Once his crews and aircraft were established he implemented a programme to train them for operations close to the Argentine coast and within range of hostile fighters. Not only did he prepare his crews but he decided that he would fly on each of the sorties that broke new ground as the additional equipment, capabilities and techniques were introduced. He never tasked a crew to fly an operation which he himself had not already flown.
He was the navigator of the Nimrod that supported the first Vulcan attack on Port Stanley Airfield on May 1. He then flew on the first operation to within air defence radar and fighter range of the Argentine bases of Puerto Belgrano and Comodoro Rivadavia, the latter conducted in daylight and at real risk to aircraft and crew.
Another of his operational sorties was to provide surface surveillance overnight on May 20/21 in support of the amphibious landings on East Falkland, a flight of almost 20 hours that covered 7,200 miles and required three in-flight refuellings.

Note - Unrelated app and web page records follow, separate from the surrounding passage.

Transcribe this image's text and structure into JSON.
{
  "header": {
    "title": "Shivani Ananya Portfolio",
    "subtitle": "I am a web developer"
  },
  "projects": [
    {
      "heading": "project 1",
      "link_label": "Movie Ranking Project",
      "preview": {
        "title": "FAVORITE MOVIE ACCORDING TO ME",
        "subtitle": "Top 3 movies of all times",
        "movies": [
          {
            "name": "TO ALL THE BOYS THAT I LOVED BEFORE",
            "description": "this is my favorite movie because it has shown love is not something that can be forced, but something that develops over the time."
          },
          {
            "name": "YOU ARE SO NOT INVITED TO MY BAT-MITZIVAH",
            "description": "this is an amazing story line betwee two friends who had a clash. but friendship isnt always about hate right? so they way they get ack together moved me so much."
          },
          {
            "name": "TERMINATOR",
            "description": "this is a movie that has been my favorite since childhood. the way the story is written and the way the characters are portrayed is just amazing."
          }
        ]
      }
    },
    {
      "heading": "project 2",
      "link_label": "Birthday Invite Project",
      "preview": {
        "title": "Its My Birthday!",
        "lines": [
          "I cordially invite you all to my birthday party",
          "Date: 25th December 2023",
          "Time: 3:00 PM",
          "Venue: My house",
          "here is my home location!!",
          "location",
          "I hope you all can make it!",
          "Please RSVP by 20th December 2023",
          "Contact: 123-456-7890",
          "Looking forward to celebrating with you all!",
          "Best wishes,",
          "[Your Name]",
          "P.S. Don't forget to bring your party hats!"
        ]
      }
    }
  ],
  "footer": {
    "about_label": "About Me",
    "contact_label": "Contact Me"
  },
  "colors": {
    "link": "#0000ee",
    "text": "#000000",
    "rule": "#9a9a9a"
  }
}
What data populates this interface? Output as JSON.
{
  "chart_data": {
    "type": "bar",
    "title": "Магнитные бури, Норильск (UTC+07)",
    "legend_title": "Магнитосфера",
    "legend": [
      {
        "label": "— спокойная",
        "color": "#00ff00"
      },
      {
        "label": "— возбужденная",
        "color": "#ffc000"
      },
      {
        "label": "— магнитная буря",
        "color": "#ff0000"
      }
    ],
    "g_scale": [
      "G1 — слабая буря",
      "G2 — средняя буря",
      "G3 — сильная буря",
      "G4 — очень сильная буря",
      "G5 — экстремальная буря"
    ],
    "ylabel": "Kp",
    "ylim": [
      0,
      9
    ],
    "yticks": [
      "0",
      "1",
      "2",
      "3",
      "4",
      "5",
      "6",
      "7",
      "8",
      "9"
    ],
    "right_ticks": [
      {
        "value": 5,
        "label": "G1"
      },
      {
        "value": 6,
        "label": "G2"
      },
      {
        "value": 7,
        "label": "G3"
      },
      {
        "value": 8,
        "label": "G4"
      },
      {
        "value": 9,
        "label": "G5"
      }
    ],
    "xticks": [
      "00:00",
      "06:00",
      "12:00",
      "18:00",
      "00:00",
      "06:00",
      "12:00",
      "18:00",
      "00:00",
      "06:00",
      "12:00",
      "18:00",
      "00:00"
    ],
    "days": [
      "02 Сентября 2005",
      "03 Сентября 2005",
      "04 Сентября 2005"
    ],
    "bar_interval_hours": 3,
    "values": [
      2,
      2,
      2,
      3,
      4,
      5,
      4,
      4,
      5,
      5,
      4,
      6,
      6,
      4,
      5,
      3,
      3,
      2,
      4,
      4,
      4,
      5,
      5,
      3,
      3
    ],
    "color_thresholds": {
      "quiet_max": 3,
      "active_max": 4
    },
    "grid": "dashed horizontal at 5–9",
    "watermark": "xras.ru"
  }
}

For his services during the conflict, Emmerson was awarded the AFC. The citation stated that he “displayed exceptional leadership and a great sense of courage … which were a magnificent example to others”.
David Emmerson was born at Mildenhall, Suffolk, on September 6 1939 and educated at Colchester Royal Grammar School
In February 1959 he began his career in the maritime patrol and anti-submarine role when he joined No 203 Squadron at Ballykelly in Northern Ireland. The squadron was equipped with the four-engine Shackleton, a derivative of the wartime Avro Lancaster bomber. His talent was quickly recognised and by the time he was 22 he was an aircraft captain, an unusual appointment, not least because he was a navigator.
In January 1967 he began his long association with the Nimrod (an aircraft based on the de Havilland Comet), joining the team responsible for developing and proving the aircraft and its systems and introducing a mission and aircraft simulator. When the first squadron, No 201, was formed in December 1969, Emmerson was posted to be its navigation leader. Operating from Kinloss, the squadron patrolled the North Atlantic tracking Soviet surface fleets and submarines, often when they were in transit to and from Cuba.
After attending the Canadian Forces Staff College in 1973, he remained in Canada on the staff of the British Air Advisor in Ottawa. He returned to North America in December 1977 to join the British defence staff in Washington. In May 1981 he assumed command of No 206 Squadron, where his natural leadership style and knowledge soon won the respect and affection of his crews.
Promoted to air vice-marshal in November 1989, he became the Chief of Staff at HQ No 18 Group but 18 months later he decided to take early retirement. He was appointed CBE in 1989 and was honoured to be the president of No 206 Squadron Association.
Emmerson was very disturbed when the new Nimrod MRA 4 was cancelled in 2010 following a defence review, thus leaving the United Kingdom without a maritime air capability. He joined other senior RAF colleagues in expressing his dismay.
Full obituary with photograph.